There are other ways in which I think you can use automatic speech recognition to do automatic captioning of videos and things like that. Those could be helpful. But again, it has to start from an actual need that exists for people. That’s what I think. Just because things have been done a certain way in the past, it doesn’t mean they have to be continued to be done in that way in the future.

RML: We had a conversation a couple of weeks ago with Kimberly Bryant, the founder of Black Girls Code. She described herself as a social innovator. How would you describe yourself?

DR. GEBRU: I would describe myself as a scientist. I’ve always just tried to be a scientist and it’s kind of hard to do it within the environments that I’m in. All I’ve been really trying to do is that. I write a paper on large language models. I get fired. I’ve just been trying to do the job of a scientist.

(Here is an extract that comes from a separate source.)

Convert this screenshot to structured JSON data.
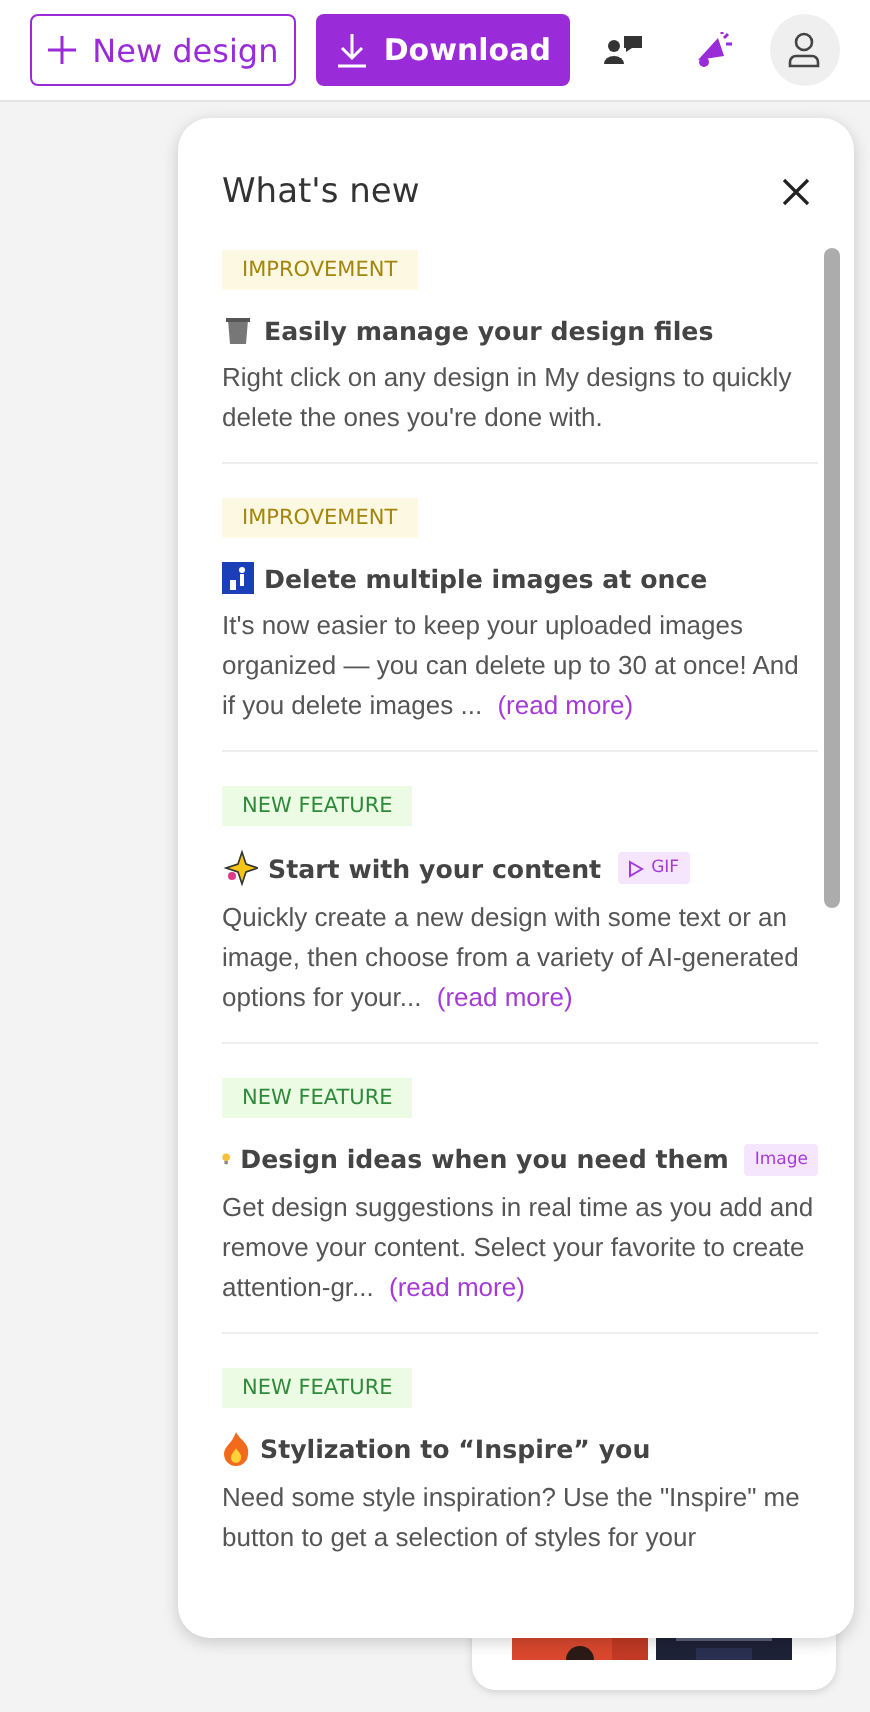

RML: But you’re more than that. You are unique in the following sense. You worked for the technology giants during your very early career. You spent time at Apple, at Google, at Microsoft. These are the tech giants. You’re in a position probably unlike anyone who could look at what is evolving in a technologically intense world and say, we have to step back and think about the following things in order to make sure we’re not harming society and that we’re serving a useful social purpose. That’s a calling that’s really unique and you have the capacity.

DR. GEBRU: I say that I’m literally a scientist and an engineer, whose default is something different. It means that I am centering the communities that I come from. And that’s really the only thing that’s different in my view. I’m not necessarily following along with what has been the default. I have a different default. Chanda Prescod-Weinstein wrote a book called the Disordered Cosmos, and it’s a physics book, but it has a different default. It’s still a physics book. It’s just that the narrative is different from what we’ve seen before. To me, that’s sort of what I think. It doesn’t mean science is different. My default is doing it differently.

RML: Okay. I’ll buy it. But I also hope someday I can vote for you.

DR. GEBRU: It’s good to know I have your vote.

KG: I’m looking forward to the book. That’s what I’m looking forward to.

DR. GEBRU: I’m supposed to be writing a book, but I’ve been putting it off. I’m hoping to write a book on my vision for a positive technological future, because I think that we are stuck cleaning up, and that goes back to the question about Congress too. I think by the time we get there, a lot has happened already, and we are looking backwards. I’d rather try to influence things early on. How do we teach the students? How are we shaping people’s understandings of how technology should and shouldn’t be built, what they should do, et cetera? That’s where I want to be. I want to be able to shape technology before we get to the legislative process.

RML: I think that would be a genuine contribution. I really do.

KG: I’m excited for your book to be out in the world, even though it’s in the very early stages.

DR. LATANISION: Thank you, Timnit. This has been a wonderful and informative conversation.

DR. GEBRU: Thank you. It’s been fun.


[1]  Tsanni A. 2024. How satellite images and AI could help fight spatial apartheid in South Africa. MIT Technology Review, January 19.

About the Author:Timnit Gebru is founder and executive director, the Distributed AI Research Institute